Here now is one piece that may or may not appear in the Rizal Plus anthology — an excerpt from “The Beautiful Filipina in Philippine Literature” which first appeared in Magandang Filipina: Beauty for Life, edited by our dear departed friend Reynaldo Gamboa Alejandro, published by Unilever Philippines in 2005.
It is a collaborative essay I co-wrote with Dr. Cesar Ruiz Aquino — who’s certainly a master at the appreciation and evaluation of pulchritude, and which. The excerpt is taken from the part that dwells on the Filipina Muse as seen by Dr. Jose Rizal as writer.
If it’s true that we may gauge the literary artist by the quality of his description of “the woman loved,” to borrow Alain-Fournier’s phrase, it should be more than fun to raid our literature for such a portrait — which we may conveniently call a portrait of the Muse as Filipina.
Rizal’s “kayumangging kaligatan,” as the Tagalogs call it, is not describing Maria Clara who is mestiza. The young woman is not a character in any of Rizal’s novels but a figure from Philippine myth and legend — Mariang Makiling, from whom, at any rate, Maria Clara is clearly descended, especially in the following aspect, that “Mariang Makiling was very charitable and had a good heart.”
This is in truth Rizal’s Muse, who appears in yet another literary work of the national hero outside the Noli. In an unfinished prose piece to which he gives the title Memories, Rizal recollects a summer encounter he had while vacationing in the provinces. He was, he writes, only sixteen at the time, while the young woman he liked was “of fourteen or sixteen summers, fair, slim for her age, with her black tresses loose, almost reaching her heels. She wore a red skirt girded under her shoulders, a black tapis over it which traced the contour of her virginal form….”
The Muse (very likely Leonor Rivera, in Lingayen) appears in her two aspects: young maiden and crone. The work was left unfinished — but perhaps only those with a historical interest at stake will feel a loss. The young maiden returns as Maria Clara in Rizal’s immortal novel.

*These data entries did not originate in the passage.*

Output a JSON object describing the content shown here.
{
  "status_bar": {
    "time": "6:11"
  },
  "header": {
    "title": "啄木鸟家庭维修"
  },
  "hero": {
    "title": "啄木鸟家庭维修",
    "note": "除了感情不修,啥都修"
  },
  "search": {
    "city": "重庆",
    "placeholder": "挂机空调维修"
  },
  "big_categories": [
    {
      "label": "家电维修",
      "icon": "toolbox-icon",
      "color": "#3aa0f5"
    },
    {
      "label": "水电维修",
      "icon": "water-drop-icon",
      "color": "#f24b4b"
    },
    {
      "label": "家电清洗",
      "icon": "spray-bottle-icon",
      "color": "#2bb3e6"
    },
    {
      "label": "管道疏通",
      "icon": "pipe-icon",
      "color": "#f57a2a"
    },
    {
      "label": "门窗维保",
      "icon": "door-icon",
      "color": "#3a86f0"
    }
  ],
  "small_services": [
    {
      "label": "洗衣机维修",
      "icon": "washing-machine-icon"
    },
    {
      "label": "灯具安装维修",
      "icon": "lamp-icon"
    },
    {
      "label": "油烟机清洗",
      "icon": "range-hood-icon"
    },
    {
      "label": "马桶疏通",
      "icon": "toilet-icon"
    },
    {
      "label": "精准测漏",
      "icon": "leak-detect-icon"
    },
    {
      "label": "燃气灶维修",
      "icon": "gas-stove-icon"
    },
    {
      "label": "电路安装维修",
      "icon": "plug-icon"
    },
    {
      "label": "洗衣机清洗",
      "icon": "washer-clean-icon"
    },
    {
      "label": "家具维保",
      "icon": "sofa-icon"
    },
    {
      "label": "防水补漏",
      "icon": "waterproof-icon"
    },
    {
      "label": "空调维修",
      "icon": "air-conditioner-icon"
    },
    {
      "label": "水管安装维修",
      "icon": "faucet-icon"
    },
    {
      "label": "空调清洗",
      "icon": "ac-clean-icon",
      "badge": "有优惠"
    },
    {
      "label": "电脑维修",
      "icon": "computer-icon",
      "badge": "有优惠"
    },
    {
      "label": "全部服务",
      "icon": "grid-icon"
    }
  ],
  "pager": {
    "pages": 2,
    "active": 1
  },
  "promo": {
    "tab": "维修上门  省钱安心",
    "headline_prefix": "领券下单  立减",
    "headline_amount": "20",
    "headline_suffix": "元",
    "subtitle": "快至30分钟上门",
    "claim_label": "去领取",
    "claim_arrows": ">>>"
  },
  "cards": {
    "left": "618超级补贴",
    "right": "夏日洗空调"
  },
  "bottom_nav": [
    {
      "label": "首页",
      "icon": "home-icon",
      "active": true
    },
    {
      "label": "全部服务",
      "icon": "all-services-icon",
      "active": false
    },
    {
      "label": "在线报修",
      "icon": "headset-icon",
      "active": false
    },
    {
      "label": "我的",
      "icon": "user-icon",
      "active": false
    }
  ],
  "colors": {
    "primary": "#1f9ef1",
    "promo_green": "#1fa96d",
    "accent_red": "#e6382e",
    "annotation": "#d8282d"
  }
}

It appears that Rizal’s type (archetype!) is gentle and kind, and though he qualifies this in Mariang Makiling, the quality always surfaces without strain.
In the fishing excursion chapter of the Noli Me Tangere, Maria Clara is struck by Elias’ sadness and, taking pity, hands him some biscuits. When later Elias visits the hut of his sweetheart, Salome, they get to talking about Maria Clara. And Salome, in turn, is a mirror image of Maria Clara in her reaction. Just as Elias is Ibarra’s double, so is Salome Maria Clara’s.
Literally, she is the poor man’s Maria Clara, but the latter’s soul twin really, enforcing the impression that Rizal’s Muse was sweet and, unlike that of John Keats’, sweet to the end. In his “Mi Ultimo Adios” he calls Josephine Bracken “dulce extranjera,” sweet stranger.
Perhaps the most intriguing touch in the Noli is the juxtaposition of the pious fuss, centered in the images of the saints, particularly Our Lady, by the aunts — which Rizal pokes equally relentless fun at — and the cumulative sense the reader gets that the beautiful Maria Clara is herself the Virgin.
“I saw her again. She is beautiful as the virgin!” exclaims the distinguisado towards the novel’s end. The scandalous truth of her birth and begetting only intensifies this by way of irony and paradox.
The line must be drawn between the Virgin as an image of the transcendent, as divine, and the Virgin as a persistence, in our consciousness, of the immemorial goddess of myth and magic. It is in this latter sense that Maria Clara is the Virgin. And it is in this sense that Philippine folk, male and female, invoke the Virgin as the inevitable simile and touchstone for female beauty — “parang birhen.”
But the Filipino ultimately bows to the commanding wishes of the Filipina, who is strong and sure, as much of her love as of her sensing of fate. Thus the parting scene between the lovers in Rizal’s Noli:
“‘I am nothing but a fugitive… on the run. Soon they will discover my escape, Maria…’
“Maria took the young man’s head in her hands and kissed his lips repeatedly, embraced him and afterwards brusquely pushed him away from her.
“‘Go! Go quickly!’ she told him. ‘Go, farewell!’
“Ibarra looked at her with glowing eyes, but at her gesture the young man left staggering, vacillating.”
Ah, the Filipina!